Banning says a group of friends celebrating a divorce might be a bit older — and more financially solvent — than a gaggle of future bridesmaids. That means cocktails at an exclusive speakeasy instead of Jell-O shots, and shelling out for capacious accommodations instead of cramming 10 people into a single hotel room.
"These ladies are established," she says. "They're not wearing the penis hats. They're not wearing matching T-shirts. You can have some debauchery, but then you can go back to your beautiful suite."
According to the 2018 Las Vegas Visitor Profile Study, although 74 percent of visitors gambled while in town, two-thirds did so for two hours or less per day. That leaves plenty of time for endeavors like seeing a show. Or, as someone once told MGM's Clough: "I want to do good things during the day and bad things at night."
Some venues market specifically to the divorce-party crowd.
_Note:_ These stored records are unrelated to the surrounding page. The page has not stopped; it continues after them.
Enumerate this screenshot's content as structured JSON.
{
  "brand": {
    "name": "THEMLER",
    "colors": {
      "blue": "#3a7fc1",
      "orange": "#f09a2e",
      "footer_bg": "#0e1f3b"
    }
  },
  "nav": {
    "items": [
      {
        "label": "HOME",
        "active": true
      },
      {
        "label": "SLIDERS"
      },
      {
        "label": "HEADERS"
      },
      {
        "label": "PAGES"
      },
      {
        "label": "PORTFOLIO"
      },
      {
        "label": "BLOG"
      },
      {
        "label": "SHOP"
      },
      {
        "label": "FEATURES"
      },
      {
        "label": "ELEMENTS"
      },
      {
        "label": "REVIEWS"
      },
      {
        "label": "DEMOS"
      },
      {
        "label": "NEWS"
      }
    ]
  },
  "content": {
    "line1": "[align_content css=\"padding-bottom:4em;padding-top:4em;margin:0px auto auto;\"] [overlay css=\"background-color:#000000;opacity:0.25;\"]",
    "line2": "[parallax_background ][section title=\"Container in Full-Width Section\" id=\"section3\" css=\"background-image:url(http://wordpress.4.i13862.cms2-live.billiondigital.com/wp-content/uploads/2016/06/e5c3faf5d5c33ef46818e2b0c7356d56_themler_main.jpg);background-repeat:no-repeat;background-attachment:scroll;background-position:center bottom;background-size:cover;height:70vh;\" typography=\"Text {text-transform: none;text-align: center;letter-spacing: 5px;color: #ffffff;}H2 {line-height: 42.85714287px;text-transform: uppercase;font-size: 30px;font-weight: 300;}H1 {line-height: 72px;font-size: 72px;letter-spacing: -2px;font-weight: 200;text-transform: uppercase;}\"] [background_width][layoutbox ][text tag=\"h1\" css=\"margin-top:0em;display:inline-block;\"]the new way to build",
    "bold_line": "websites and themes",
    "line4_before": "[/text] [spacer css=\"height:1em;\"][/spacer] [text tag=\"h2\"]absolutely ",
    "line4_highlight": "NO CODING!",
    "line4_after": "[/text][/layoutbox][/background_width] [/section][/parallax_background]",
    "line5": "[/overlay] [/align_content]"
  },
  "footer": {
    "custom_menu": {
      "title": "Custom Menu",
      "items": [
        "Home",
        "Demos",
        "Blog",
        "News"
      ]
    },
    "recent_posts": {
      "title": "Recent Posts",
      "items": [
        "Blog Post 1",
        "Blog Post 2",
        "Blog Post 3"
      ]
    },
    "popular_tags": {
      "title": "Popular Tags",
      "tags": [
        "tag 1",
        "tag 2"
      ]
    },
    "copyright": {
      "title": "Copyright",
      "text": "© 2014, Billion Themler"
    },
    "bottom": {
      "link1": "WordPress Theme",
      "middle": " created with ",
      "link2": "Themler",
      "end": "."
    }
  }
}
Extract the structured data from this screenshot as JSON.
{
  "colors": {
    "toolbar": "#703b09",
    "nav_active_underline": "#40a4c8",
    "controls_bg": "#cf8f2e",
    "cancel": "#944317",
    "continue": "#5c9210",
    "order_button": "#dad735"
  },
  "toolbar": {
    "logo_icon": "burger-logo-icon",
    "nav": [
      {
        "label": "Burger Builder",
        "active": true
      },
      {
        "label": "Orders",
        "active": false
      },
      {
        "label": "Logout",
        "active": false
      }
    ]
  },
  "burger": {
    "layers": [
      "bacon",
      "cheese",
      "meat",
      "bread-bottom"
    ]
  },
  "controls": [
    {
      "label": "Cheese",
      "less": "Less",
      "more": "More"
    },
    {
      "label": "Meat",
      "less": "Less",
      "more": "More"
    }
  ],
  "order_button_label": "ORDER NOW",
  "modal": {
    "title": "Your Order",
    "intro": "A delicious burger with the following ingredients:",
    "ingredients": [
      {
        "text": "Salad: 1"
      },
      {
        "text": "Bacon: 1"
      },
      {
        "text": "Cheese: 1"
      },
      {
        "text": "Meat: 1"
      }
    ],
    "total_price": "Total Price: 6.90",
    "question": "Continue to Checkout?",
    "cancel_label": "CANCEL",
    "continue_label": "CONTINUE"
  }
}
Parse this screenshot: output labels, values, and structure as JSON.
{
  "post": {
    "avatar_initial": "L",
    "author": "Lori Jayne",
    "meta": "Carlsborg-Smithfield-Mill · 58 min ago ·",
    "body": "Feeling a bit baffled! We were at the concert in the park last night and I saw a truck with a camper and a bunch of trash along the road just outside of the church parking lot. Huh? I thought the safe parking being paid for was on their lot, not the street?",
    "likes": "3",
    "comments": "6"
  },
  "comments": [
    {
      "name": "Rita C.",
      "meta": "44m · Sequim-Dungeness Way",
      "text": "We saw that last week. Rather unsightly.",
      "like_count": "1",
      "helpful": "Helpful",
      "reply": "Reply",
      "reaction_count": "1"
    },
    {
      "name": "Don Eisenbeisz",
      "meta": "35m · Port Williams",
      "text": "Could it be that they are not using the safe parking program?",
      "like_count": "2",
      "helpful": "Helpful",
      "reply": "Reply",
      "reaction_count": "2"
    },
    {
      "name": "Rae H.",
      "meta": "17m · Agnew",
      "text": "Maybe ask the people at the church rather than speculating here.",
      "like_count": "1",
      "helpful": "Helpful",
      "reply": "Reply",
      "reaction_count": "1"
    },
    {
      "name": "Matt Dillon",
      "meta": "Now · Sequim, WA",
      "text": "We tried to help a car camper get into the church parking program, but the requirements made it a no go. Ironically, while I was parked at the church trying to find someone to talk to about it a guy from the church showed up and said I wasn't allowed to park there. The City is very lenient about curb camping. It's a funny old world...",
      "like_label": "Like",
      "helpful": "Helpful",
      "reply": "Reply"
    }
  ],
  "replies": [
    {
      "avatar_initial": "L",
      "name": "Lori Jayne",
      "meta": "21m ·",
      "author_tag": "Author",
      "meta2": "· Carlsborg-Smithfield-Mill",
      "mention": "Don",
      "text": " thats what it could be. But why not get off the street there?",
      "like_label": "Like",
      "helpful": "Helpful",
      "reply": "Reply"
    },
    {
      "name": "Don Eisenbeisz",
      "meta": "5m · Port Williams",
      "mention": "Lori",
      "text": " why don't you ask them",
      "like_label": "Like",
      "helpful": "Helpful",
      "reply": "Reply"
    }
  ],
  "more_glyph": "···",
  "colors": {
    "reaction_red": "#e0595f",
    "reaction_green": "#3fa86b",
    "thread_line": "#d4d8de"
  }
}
The Just Divorced package ($499) at Machine Guns Vegas, a self-described "luxury gun range," encourages divorcées to take a machine gun to their wedding dress and marriage certificate while wearing a black "Just Divorced" sash.
But often, Las Vegas itself is enough. Banning's clients have embraced activities that their husbands might have pooh-poohed, including a Grand Canyon helicopter excursion, top-notch seats to Jennifer Lopez and private meet-and-greets with Britney Spears.
Not surprisingly, mending shreds of a broken heart with barely any shred of clothing is a popular option as well.
VGNO's divorce-party clients especially appreciate the VIP seating at Thunder From Down Under — say, around the very tables the oiled-up Aussies-in-thongs dance on.
At Chippendales, the Divorcé Play (from $149 a person) pulls some of the all-male revue's perks — limo transfer, VIP seating and shoutouts from the stage — into a tidy package.
Strip clubs are also a popular choice. "Your spirits will be insanely lifted by the time you leave," jokes Lindsay Feldman, the director of brand marketing for Crazy Horse 3, an upscale gentlemen's club that's hosted high-profile celebrity divorce parties.
"Divorces are obviously very sensitive, but they're also symbolic of freedom, and these parties are about the 'power divorce,' " Feldman says. "They're about celebrating in a dynamic atmosphere with people who love you."
That atmosphere drives home another truth: Las Vegas is one of the best places on Earth to be single.
"There aren't a lot of other places in the world where it doesn't matter how old you are, you're going to get hit on, and somebody's going to make you feel special," says Banning. "And that's therapeutic, because you come back from the trip and you're like, 'I may be divorced, but I've got this.' "